Winter depression. It’s not all in your head. It’s a form of SAD, which is an acronym for Seasonal Affective Disorder. SAD can happen during any season, honestly. It just happens for most people each year during the same season. An example? I find the winter blues hit me about mid-December. Days are shorter, and the cold weather gets me down. Like, my energy is just destroyed, and I can never get enough sleep. However, I can’t seem to sleep, because I’m overthinking everything and causing anxiety. Good times.
Winter Depression – it’s a form of SAD (Seasonal Affective Disorder)
First, let me tell you that there’s also SAD that happens for people who live in warmer weather. It happens when it gets to summer, and the depression is brought on my heat and humidity, not so much the lack of daylight hours (and for me, the unbelievably bitter cold that adds to my sadness.) I’ve been told the cold isn’t really a factor in my seasonal depression, but I have be honest…. if I go away to a warmer climate during the winter months, I’m much less depressed. Soooo, for me, I truly believe it is a combination of the lack of daylight hours, and the cold.
Second, SAD isn’t something to ignore. If you’re going through your year, every year, without a true bout with depression, and then suffer with depression each year at the same time of year – it’s more than likely SAD. It can be treated for many with a little light therapy, and some even take meds that increase serotonin in the brain. Personally, I’m just relying a bit more heavily on my therapist and friends to get through the winter. Once the clocks change, now that I understand I have depression, I do know it’ll take me a few days to kind of break out of the winter blues.
It’s a learning process every day

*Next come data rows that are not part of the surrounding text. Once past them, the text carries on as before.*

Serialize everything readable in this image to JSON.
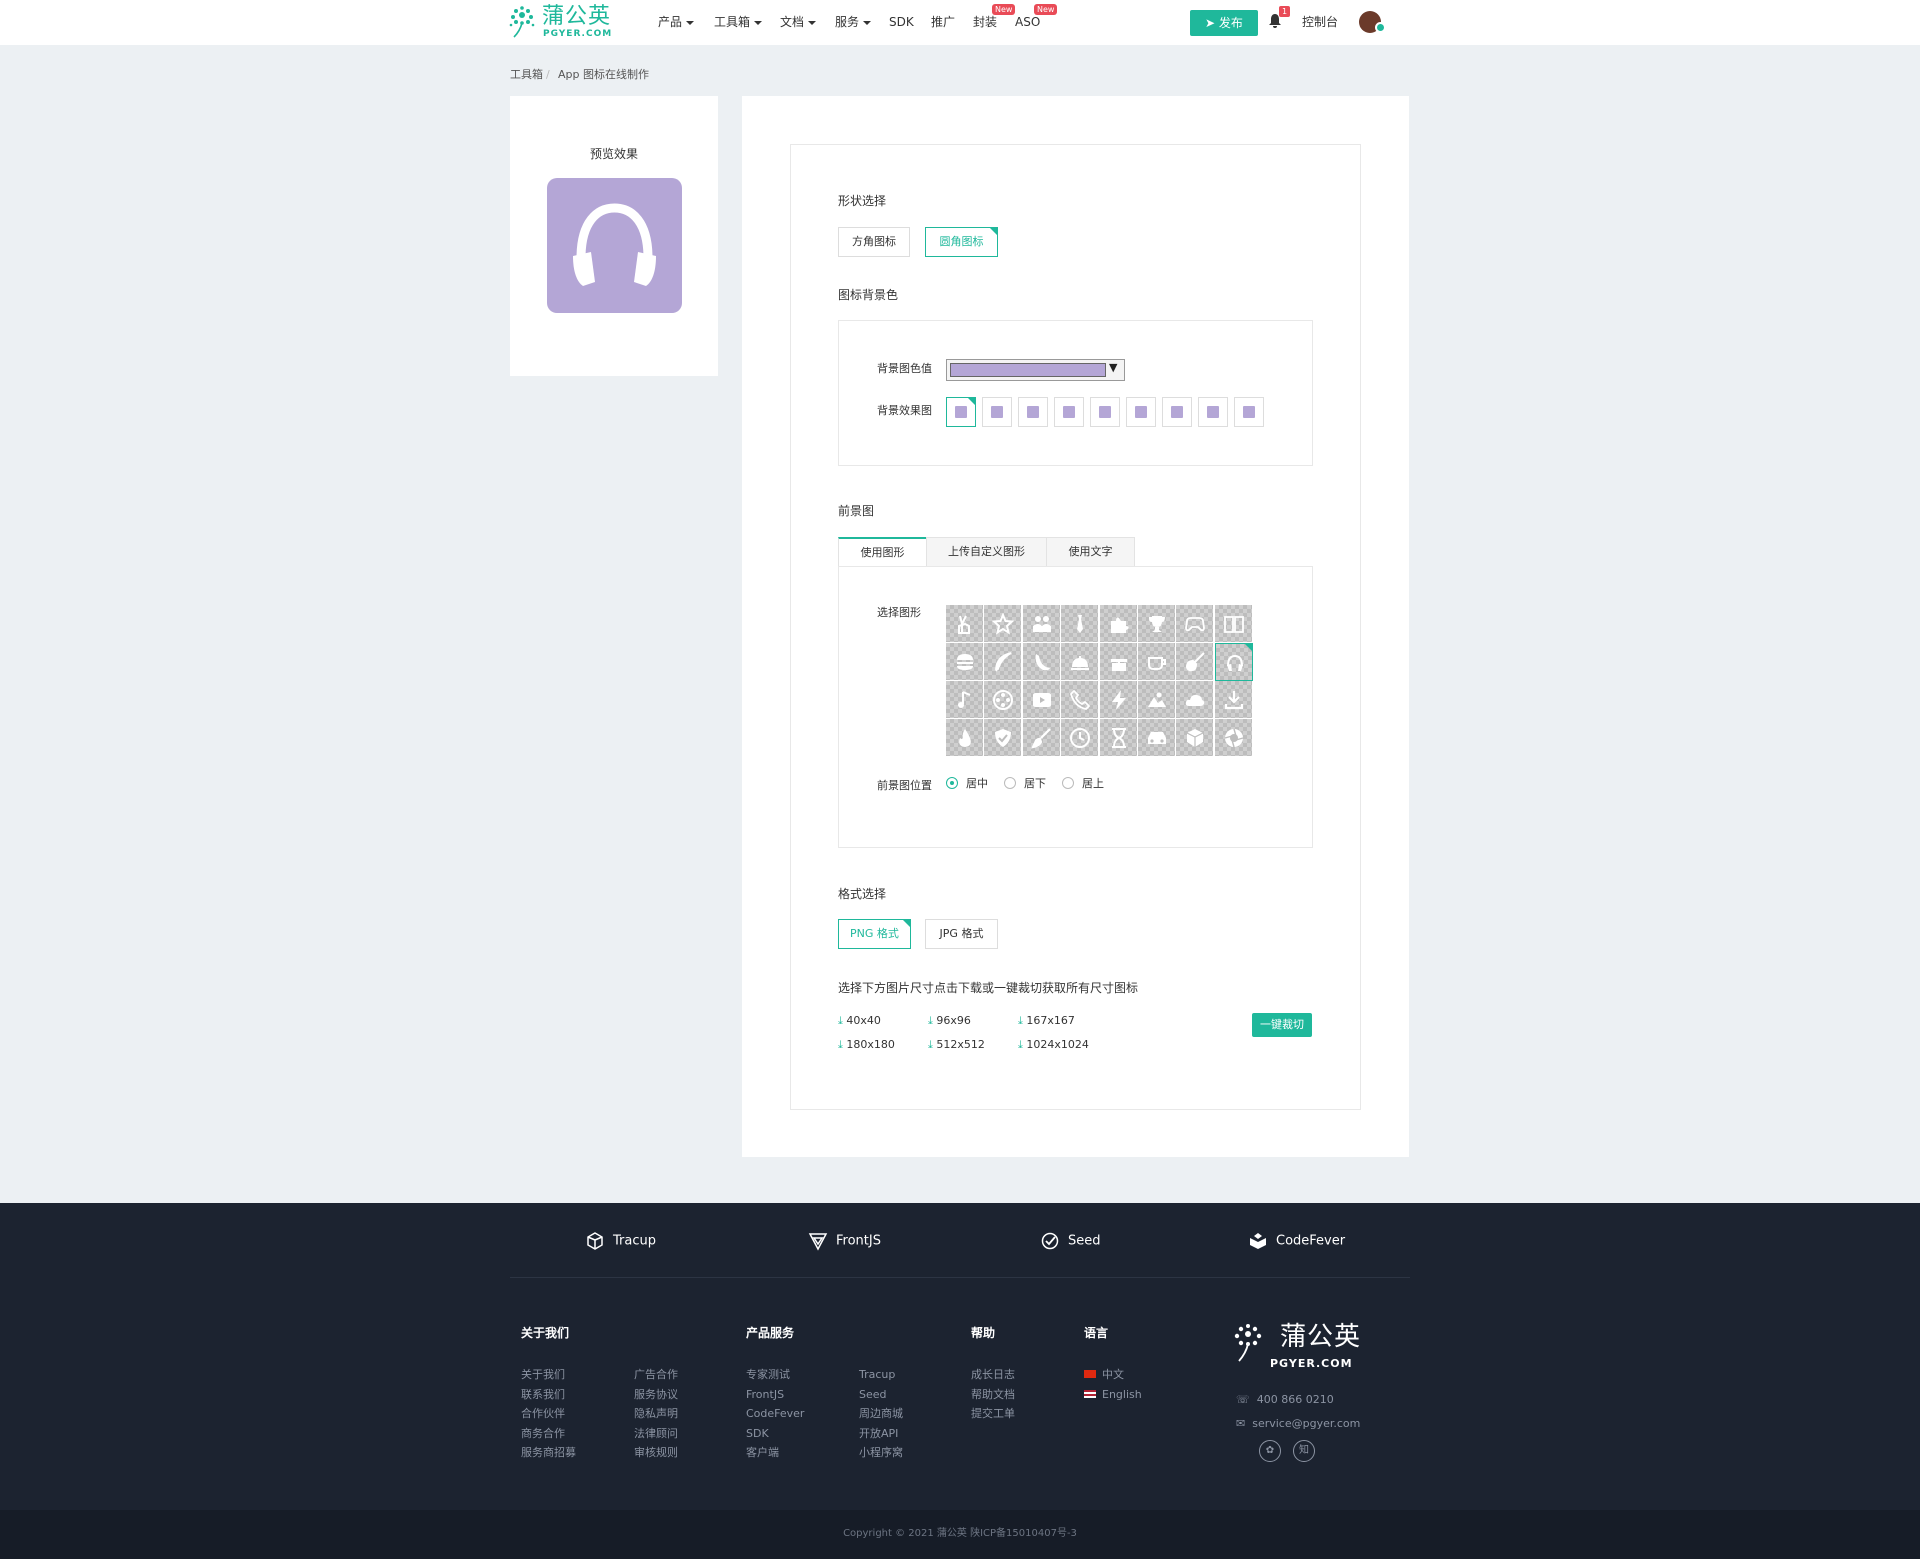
{
  "header": {
    "logo_cn": "蒲公英",
    "logo_en": "PGYER.COM",
    "nav": [
      "产品",
      "工具箱",
      "文档",
      "服务",
      "SDK",
      "推广",
      "封装",
      "ASO"
    ],
    "new_badge": "New",
    "publish": "发布",
    "notif_count": "1",
    "console": "控制台"
  },
  "breadcrumb": [
    "工具箱",
    "App 图标在线制作"
  ],
  "preview": {
    "title": "预览效果",
    "bg_color": "#b4a6d6",
    "icon": "headphones-icon"
  },
  "shape": {
    "label": "形状选择",
    "options": [
      "方角图标",
      "圆角图标"
    ],
    "selected": "圆角图标"
  },
  "bg": {
    "label": "图标背景色",
    "color_label": "背景图色值",
    "color_value": "#b4a6d6",
    "effect_label": "背景效果图",
    "effect_count": 9
  },
  "fg": {
    "label": "前景图",
    "tabs": [
      "使用图形",
      "上传自定义图形",
      "使用文字"
    ],
    "active_tab": "使用图形",
    "shape_label": "选择图形",
    "icons": [
      "peace-icon",
      "star-icon",
      "people-icon",
      "tie-icon",
      "puzzle-icon",
      "trophy-icon",
      "gamepad-icon",
      "book-icon",
      "burger-icon",
      "feather-icon",
      "banana-icon",
      "cloche-icon",
      "gift-icon",
      "coffee-icon",
      "guitar-icon",
      "headphones-icon",
      "music-icon",
      "film-reel-icon",
      "youtube-icon",
      "phone-icon",
      "bolt-icon",
      "sunrise-icon",
      "cloud-icon",
      "download-icon",
      "fire-icon",
      "shield-icon",
      "brush-icon",
      "clock-icon",
      "hourglass-icon",
      "car-icon",
      "cube-icon",
      "aperture-icon"
    ],
    "selected_icon": "headphones-icon",
    "position_label": "前景图位置",
    "positions": [
      "居中",
      "居下",
      "居上"
    ],
    "selected_position": "居中"
  },
  "format": {
    "label": "格式选择",
    "options": [
      "PNG 格式",
      "JPG 格式"
    ],
    "selected": "PNG 格式"
  },
  "download": {
    "hint": "选择下方图片尺寸点击下载或一键裁切获取所有尺寸图标",
    "sizes": [
      "40x40",
      "96x96",
      "167x167",
      "180x180",
      "512x512",
      "1024x1024"
    ],
    "crop": "一键裁切"
  },
  "footer": {
    "products": [
      "Tracup",
      "FrontJS",
      "Seed",
      "CodeFever"
    ],
    "about_title": "关于我们",
    "about": [
      "关于我们",
      "联系我们",
      "合作伙伴",
      "商务合作",
      "服务商招募",
      "广告合作",
      "服务协议",
      "隐私声明",
      "法律顾问",
      "审核规则"
    ],
    "services_title": "产品服务",
    "services": [
      "专家测试",
      "FrontJS",
      "CodeFever",
      "SDK",
      "客户端",
      "Tracup",
      "Seed",
      "周边商城",
      "开放API",
      "小程序窝"
    ],
    "help_title": "帮助",
    "help": [
      "成长日志",
      "帮助文档",
      "提交工单"
    ],
    "lang_title": "语言",
    "langs": [
      "中文",
      "English"
    ],
    "logo_cn": "蒲公英",
    "logo_en": "PGYER.COM",
    "phone": "400 866 0210",
    "email": "service@pgyer.com",
    "social": [
      "wechat-icon",
      "知"
    ],
    "copyright": "Copyright © 2021 蒲公英 陕ICP备15010407号-3"
  },
  "colors": {
    "accent": "#1fb89b",
    "icon_bg": "#b4a6d6",
    "footer_bg": "#1c2330"
  }
}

I wouldn’t have known I even have depression without having finally asking for help. Going through all the years, in my talks with her, have opened up my eyes to the struggles I have endured for years. It’s crazy to think I should have been getting help for most of my life. I quickly block those thoughts, though. It’s not a good idea to go backwards. The best thing I do each day is learn more about my depression, the triggers for my anxiety, as well as my depressive states. It’s important for me to focus on the future, but not too far into the future. I keep looking forward, and forcing myself not to look back, because I’m unable to change the past.
However, understanding my patterns, helped my therapist break the news to me: you’re one of the ones who has SAD, and that’s okay. As she told me a few times “now you know, now you have the tools to work through it. No weakness, just empower yourself!”

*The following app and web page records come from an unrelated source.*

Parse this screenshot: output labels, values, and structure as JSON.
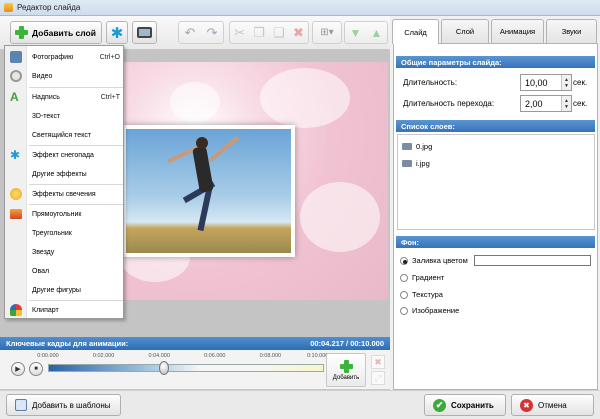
{
  "window": {
    "title": "Редактор слайда"
  },
  "toolbar": {
    "add_layer_label": "Добавить слой",
    "snow_glyph": "✱",
    "undo_glyph": "↶",
    "redo_glyph": "↷",
    "cut_glyph": "✂",
    "copy_glyph": "❐",
    "paste_glyph": "❏",
    "delete_glyph": "✖",
    "arrange_glyph": "⊞▾",
    "down_glyph": "▼",
    "up_glyph": "▲"
  },
  "menu": {
    "items": [
      {
        "label": "Фотографию",
        "shortcut": "Ctrl+O",
        "icon": "photo-icon"
      },
      {
        "label": "Видео",
        "shortcut": "",
        "icon": "video-icon"
      },
      {
        "label": "Надпись",
        "shortcut": "Ctrl+T",
        "icon": "text-icon"
      },
      {
        "label": "3D-текст",
        "shortcut": "",
        "icon": ""
      },
      {
        "label": "Светящийся текст",
        "shortcut": "",
        "icon": ""
      },
      {
        "label": "Эффект снегопада",
        "shortcut": "",
        "icon": "snowflake-icon"
      },
      {
        "label": "Другие эффекты",
        "shortcut": "",
        "icon": ""
      },
      {
        "label": "Эффекты свечения",
        "shortcut": "",
        "icon": "glow-icon"
      },
      {
        "label": "Прямоугольник",
        "shortcut": "",
        "icon": "rectangle-icon"
      },
      {
        "label": "Треугольник",
        "shortcut": "",
        "icon": ""
      },
      {
        "label": "Звезду",
        "shortcut": "",
        "icon": ""
      },
      {
        "label": "Овал",
        "shortcut": "",
        "icon": ""
      },
      {
        "label": "Другие фигуры",
        "shortcut": "",
        "icon": ""
      },
      {
        "label": "Клипарт",
        "shortcut": "",
        "icon": "clipart-icon"
      }
    ]
  },
  "keyframes": {
    "title": "Ключевые кадры для анимации:",
    "time": "00:04.217 / 00:10.000",
    "ticks": [
      "0:00.000",
      "0:02.000",
      "0:04.000",
      "0:06.000",
      "0:08.000",
      "0:10.000"
    ],
    "position_fraction": 0.42,
    "add_label": "Добавить"
  },
  "bottom": {
    "templates_label": "Добавить в шаблоны",
    "save_label": "Сохранить",
    "cancel_label": "Отмена"
  },
  "tabs": [
    "Слайд",
    "Слой",
    "Анимация",
    "Звуки"
  ],
  "slide_params": {
    "header": "Общие параметры слайда:",
    "duration_label": "Длительность:",
    "duration_value": "10,00",
    "transition_label": "Длительность перехода:",
    "transition_value": "2,00",
    "unit": "сек."
  },
  "layers": {
    "header": "Список слоев:",
    "items": [
      "0.jpg",
      "i.jpg"
    ]
  },
  "background": {
    "header": "Фон:",
    "options": [
      "Заливка цветом",
      "Градиент",
      "Текстура",
      "Изображение"
    ],
    "selected_index": 0
  },
  "colors": {
    "accent": "#3673b8",
    "save_green": "#3ba93b",
    "cancel_red": "#d93232"
  }
}
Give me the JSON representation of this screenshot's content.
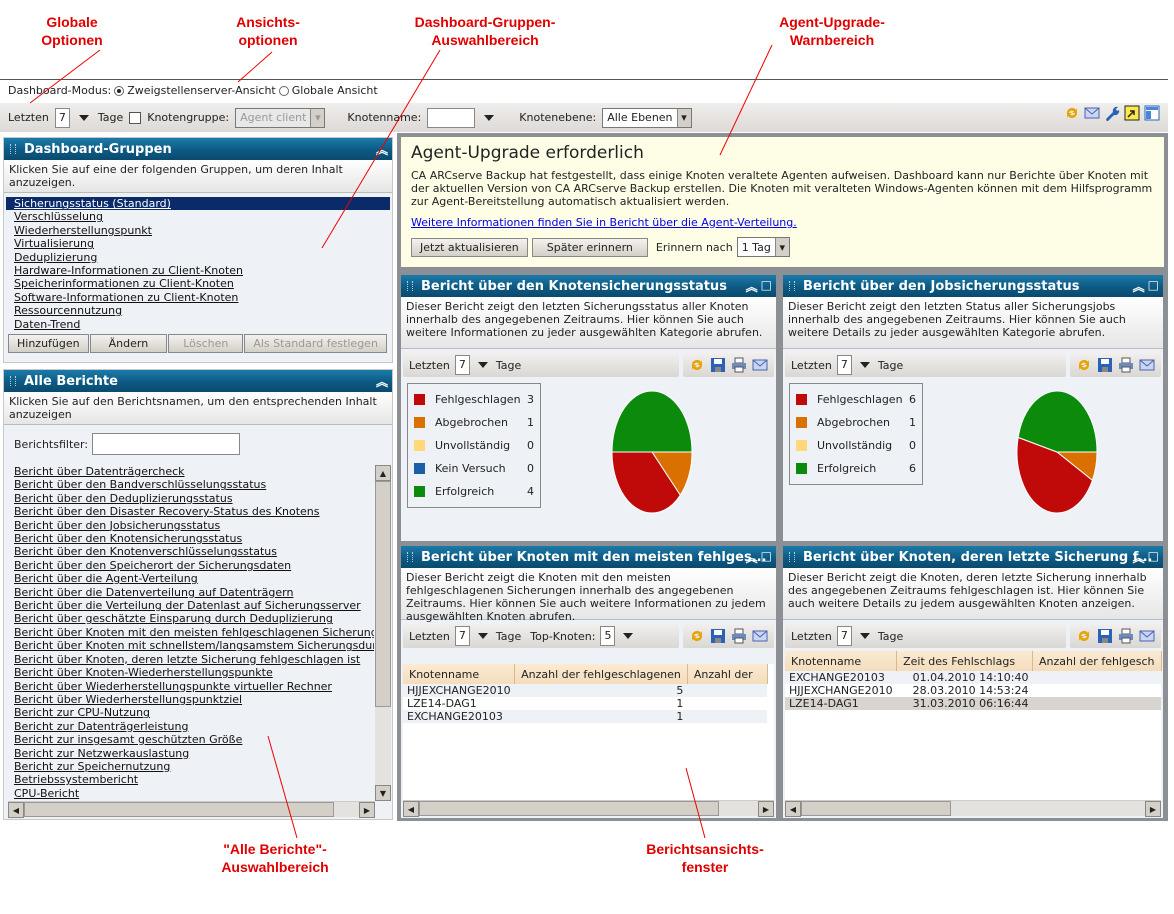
{
  "callouts": {
    "global": "Globale Optionen",
    "view": "Ansichts-optionen",
    "groups": "Dashboard-Gruppen-Auswahlbereich",
    "agent": "Agent-Upgrade-Warnbereich",
    "allreports": "\"Alle Berichte\"-Auswahlbereich",
    "reportview": "Berichtsansichts-fenster"
  },
  "mode": {
    "label": "Dashboard-Modus:",
    "option1": "Zweigstellenserver-Ansicht",
    "option2": "Globale Ansicht",
    "selected": "option1"
  },
  "toolbar": {
    "last_label": "Letzten",
    "days_value": "7",
    "days_label": "Tage",
    "nodegroup_label": "Knotengruppe:",
    "nodegroup_value": "Agent client",
    "nodename_label": "Knotenname:",
    "nodename_value": "",
    "nodelevel_label": "Knotenebene:",
    "nodelevel_value": "Alle Ebenen"
  },
  "groups": {
    "title": "Dashboard-Gruppen",
    "desc": "Klicken Sie auf eine der folgenden Gruppen, um deren Inhalt anzuzeigen.",
    "items": [
      "Sicherungsstatus (Standard)",
      "Verschlüsselung",
      "Wiederherstellungspunkt",
      "Virtualisierung",
      "Deduplizierung",
      "Hardware-Informationen zu Client-Knoten",
      "Speicherinformationen zu Client-Knoten",
      "Software-Informationen zu Client-Knoten",
      "Ressourcennutzung",
      "Daten-Trend"
    ],
    "selected": 0,
    "buttons": {
      "add": "Hinzufügen",
      "edit": "Ändern",
      "delete": "Löschen",
      "default": "Als Standard festlegen"
    }
  },
  "reports": {
    "title": "Alle Berichte",
    "desc": "Klicken Sie auf den Berichtsnamen, um den entsprechenden Inhalt anzuzeigen",
    "filter_label": "Berichtsfilter:",
    "filter_value": "",
    "items": [
      "Bericht über Datenträgercheck",
      "Bericht über den Bandverschlüsselungsstatus",
      "Bericht über den Deduplizierungsstatus",
      "Bericht über den Disaster Recovery-Status des Knotens",
      "Bericht über den Jobsicherungsstatus",
      "Bericht über den Knotensicherungsstatus",
      "Bericht über den Knotenverschlüsselungsstatus",
      "Bericht über den Speicherort der Sicherungsdaten",
      "Bericht über die Agent-Verteilung",
      "Bericht über die Datenverteilung auf Datenträgern",
      "Bericht über die Verteilung der Datenlast auf Sicherungsserver",
      "Bericht über geschätzte Einsparung durch Deduplizierung",
      "Bericht über Knoten mit den meisten fehlgeschlagenen Sicherungen",
      "Bericht über Knoten mit schnellstem/langsamstem Sicherungsdurchsatz",
      "Bericht über Knoten, deren letzte Sicherung fehlgeschlagen ist",
      "Bericht über Knoten-Wiederherstellungspunkte",
      "Bericht über Wiederherstellungspunkte virtueller Rechner",
      "Bericht über Wiederherstellungspunktziel",
      "Bericht zur CPU-Nutzung",
      "Bericht zur Datenträgerleistung",
      "Bericht zur insgesamt geschützten Größe",
      "Bericht zur Netzwerkauslastung",
      "Bericht zur Speichernutzung",
      "Betriebssystembericht",
      "CPU-Bericht"
    ]
  },
  "warning": {
    "title": "Agent-Upgrade erforderlich",
    "text": "CA ARCserve Backup hat festgestellt, dass einige Knoten veraltete Agenten aufweisen. Dashboard kann nur Berichte über Knoten mit der aktuellen Version von CA ARCserve Backup erstellen. Die Knoten mit veralteten Windows-Agenten können mit dem Hilfsprogramm zur Agent-Bereitstellung automatisch aktualisiert werden.",
    "link": "Weitere Informationen finden Sie in Bericht über die Agent-Verteilung.",
    "update_button": "Jetzt aktualisieren",
    "later_button": "Später erinnern",
    "remind_label": "Erinnern nach",
    "remind_value": "1 Tag"
  },
  "panels": {
    "node_status": {
      "title": "Bericht über den Knotensicherungsstatus",
      "desc": "Dieser Bericht zeigt den letzten Sicherungsstatus aller Knoten innerhalb des angegebenen Zeitraums. Hier können Sie auch weitere Informationen zu jeder ausgewählten Kategorie abrufen.",
      "last_label": "Letzten",
      "days_value": "7",
      "days_label": "Tage"
    },
    "job_status": {
      "title": "Bericht über den Jobsicherungsstatus",
      "desc": "Dieser Bericht zeigt den letzten Status aller Sicherungsjobs innerhalb des angegebenen Zeitraums. Hier können Sie auch weitere Details zu jeder ausgewählten Kategorie abrufen.",
      "last_label": "Letzten",
      "days_value": "7",
      "days_label": "Tage"
    },
    "most_failed": {
      "title": "Bericht über Knoten mit den meisten fehlges...",
      "desc": "Dieser Bericht zeigt die Knoten mit den meisten fehlgeschlagenen Sicherungen innerhalb des angegebenen Zeitraums. Hier können Sie auch weitere Informationen zu jedem ausgewählten Knoten abrufen.",
      "last_label": "Letzten",
      "days_value": "7",
      "days_label": "Tage",
      "top_label": "Top-Knoten:",
      "top_value": "5",
      "columns": [
        "Knotenname",
        "Anzahl der fehlgeschlagenen",
        "Anzahl der"
      ],
      "rows": [
        [
          "HJJEXCHANGE2010",
          "5",
          ""
        ],
        [
          "LZE14-DAG1",
          "1",
          ""
        ],
        [
          "EXCHANGE20103",
          "1",
          ""
        ]
      ]
    },
    "last_failed": {
      "title": "Bericht über Knoten, deren letzte Sicherung f...",
      "desc": "Dieser Bericht zeigt die Knoten, deren letzte Sicherung innerhalb des angegebenen Zeitraums fehlgeschlagen ist. Hier können Sie auch weitere Details zu jedem ausgewählten Knoten anzeigen.",
      "last_label": "Letzten",
      "days_value": "7",
      "days_label": "Tage",
      "columns": [
        "Knotenname",
        "Zeit des Fehlschlags",
        "Anzahl der fehlgesch"
      ],
      "rows": [
        [
          "EXCHANGE20103",
          "01.04.2010 14:10:40",
          ""
        ],
        [
          "HJJEXCHANGE2010",
          "28.03.2010 14:53:24",
          ""
        ],
        [
          "LZE14-DAG1",
          "31.03.2010 06:16:44",
          ""
        ]
      ],
      "selected_row": 2
    }
  },
  "chart_data": [
    {
      "type": "pie",
      "title": "Bericht über den Knotensicherungsstatus",
      "categories": [
        "Fehlgeschlagen",
        "Abgebrochen",
        "Unvollständig",
        "Kein Versuch",
        "Erfolgreich"
      ],
      "values": [
        3,
        1,
        0,
        0,
        4
      ],
      "colors": [
        "#c00a0a",
        "#d97000",
        "#ffd87a",
        "#1a5fa8",
        "#0c8a0c"
      ]
    },
    {
      "type": "pie",
      "title": "Bericht über den Jobsicherungsstatus",
      "categories": [
        "Fehlgeschlagen",
        "Abgebrochen",
        "Unvollständig",
        "Erfolgreich"
      ],
      "values": [
        6,
        1,
        0,
        6
      ],
      "colors": [
        "#c00a0a",
        "#d97000",
        "#ffd87a",
        "#0c8a0c"
      ]
    }
  ]
}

Damn straight. And now, I can share with others, and perhaps just one other person will realize what is going on in his, or her, life and won’t feel so alone. If you’re out there, it’s not all in your head, my friend. It’s real. Talk to someone TODAY.